**** Source material ****

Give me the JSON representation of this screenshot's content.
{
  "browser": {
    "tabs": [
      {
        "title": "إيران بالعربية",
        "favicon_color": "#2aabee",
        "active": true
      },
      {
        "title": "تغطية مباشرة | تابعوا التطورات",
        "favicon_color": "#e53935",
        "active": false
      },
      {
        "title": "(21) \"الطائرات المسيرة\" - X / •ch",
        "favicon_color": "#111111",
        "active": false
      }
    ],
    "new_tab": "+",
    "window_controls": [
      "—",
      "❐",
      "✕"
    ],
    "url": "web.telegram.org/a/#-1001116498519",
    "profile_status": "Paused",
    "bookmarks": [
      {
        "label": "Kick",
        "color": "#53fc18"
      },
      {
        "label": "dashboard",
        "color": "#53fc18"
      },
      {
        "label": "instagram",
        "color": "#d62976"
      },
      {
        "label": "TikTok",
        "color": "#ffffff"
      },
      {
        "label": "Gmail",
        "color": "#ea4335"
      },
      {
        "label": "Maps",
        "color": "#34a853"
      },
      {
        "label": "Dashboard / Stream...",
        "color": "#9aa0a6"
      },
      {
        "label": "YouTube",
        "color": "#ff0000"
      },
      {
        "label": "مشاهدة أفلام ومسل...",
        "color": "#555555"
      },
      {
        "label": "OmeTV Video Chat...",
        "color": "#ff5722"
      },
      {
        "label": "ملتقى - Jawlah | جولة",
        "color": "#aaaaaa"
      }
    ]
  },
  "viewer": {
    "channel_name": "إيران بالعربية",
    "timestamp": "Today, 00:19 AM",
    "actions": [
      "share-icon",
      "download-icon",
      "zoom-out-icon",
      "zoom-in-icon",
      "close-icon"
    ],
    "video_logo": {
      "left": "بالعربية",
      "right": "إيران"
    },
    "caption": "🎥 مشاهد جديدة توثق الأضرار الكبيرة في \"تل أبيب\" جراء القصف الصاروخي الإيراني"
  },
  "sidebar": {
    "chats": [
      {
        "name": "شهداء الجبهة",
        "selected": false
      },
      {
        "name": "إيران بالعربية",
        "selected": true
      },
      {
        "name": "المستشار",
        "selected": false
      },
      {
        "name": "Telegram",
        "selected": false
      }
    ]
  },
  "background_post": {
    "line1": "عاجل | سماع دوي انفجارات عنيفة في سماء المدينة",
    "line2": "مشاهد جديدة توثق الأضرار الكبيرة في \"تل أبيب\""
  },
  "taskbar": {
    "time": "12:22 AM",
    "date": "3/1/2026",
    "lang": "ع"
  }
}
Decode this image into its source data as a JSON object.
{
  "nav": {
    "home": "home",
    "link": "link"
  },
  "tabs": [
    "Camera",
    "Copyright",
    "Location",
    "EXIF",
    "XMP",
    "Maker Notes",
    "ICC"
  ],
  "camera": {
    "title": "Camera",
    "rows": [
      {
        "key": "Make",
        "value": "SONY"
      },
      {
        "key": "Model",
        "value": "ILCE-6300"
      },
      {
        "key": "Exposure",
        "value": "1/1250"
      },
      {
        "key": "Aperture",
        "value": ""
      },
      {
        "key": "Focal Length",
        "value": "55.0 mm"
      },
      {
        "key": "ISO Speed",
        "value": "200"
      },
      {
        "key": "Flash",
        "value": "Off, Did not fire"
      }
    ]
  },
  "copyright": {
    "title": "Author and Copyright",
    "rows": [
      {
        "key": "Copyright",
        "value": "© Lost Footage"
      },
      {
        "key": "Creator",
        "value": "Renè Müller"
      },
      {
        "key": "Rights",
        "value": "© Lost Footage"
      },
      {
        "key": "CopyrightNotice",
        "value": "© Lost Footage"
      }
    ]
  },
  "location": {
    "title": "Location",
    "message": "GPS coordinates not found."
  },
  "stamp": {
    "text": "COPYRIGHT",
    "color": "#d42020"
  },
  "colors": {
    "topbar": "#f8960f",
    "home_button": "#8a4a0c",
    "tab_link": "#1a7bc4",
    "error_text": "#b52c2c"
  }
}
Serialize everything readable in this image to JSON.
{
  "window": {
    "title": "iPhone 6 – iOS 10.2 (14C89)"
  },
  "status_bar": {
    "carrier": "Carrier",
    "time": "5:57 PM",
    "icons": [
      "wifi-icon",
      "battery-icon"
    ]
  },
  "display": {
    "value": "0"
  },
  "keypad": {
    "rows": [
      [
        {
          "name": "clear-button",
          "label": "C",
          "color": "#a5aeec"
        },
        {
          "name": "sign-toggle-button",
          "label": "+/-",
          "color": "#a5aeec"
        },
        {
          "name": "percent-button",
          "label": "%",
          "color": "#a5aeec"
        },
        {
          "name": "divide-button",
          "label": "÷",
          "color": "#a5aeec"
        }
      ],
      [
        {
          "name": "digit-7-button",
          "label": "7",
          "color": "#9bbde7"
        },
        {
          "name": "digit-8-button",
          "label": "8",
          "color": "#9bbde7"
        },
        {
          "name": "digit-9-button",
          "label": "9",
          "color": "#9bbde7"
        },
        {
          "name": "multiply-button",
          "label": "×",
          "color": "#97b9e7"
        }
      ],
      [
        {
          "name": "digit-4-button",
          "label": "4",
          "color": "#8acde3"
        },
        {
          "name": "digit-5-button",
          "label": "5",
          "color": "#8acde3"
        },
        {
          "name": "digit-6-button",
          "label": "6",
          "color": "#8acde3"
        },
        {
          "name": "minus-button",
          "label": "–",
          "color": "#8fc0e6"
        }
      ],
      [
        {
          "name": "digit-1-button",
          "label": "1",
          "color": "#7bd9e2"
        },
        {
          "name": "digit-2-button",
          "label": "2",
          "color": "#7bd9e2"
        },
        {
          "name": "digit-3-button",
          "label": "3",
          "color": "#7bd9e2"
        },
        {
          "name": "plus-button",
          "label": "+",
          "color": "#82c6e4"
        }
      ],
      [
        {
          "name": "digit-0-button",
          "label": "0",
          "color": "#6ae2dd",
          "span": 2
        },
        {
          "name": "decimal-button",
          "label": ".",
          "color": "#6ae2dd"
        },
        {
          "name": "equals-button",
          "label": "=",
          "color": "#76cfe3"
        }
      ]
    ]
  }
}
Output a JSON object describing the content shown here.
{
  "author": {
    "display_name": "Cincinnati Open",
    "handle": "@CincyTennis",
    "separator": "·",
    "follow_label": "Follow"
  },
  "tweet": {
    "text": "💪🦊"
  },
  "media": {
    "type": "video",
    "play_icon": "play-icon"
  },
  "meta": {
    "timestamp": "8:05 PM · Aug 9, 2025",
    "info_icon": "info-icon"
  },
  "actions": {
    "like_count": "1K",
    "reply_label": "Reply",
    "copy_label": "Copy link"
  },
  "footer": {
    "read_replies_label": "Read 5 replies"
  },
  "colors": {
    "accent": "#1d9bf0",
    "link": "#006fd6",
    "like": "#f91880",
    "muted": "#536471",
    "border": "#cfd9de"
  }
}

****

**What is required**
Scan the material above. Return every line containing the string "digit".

**The completed task**
          "name": "digit-7-button",
          "name": "digit-8-button",
          "name": "digit-9-button",
          "name": "digit-4-button",
          "name": "digit-5-button",
          "name": "digit-6-button",
          "name": "digit-1-button",
          "name": "digit-2-button",
          "name": "digit-3-button",
          "name": "digit-0-button",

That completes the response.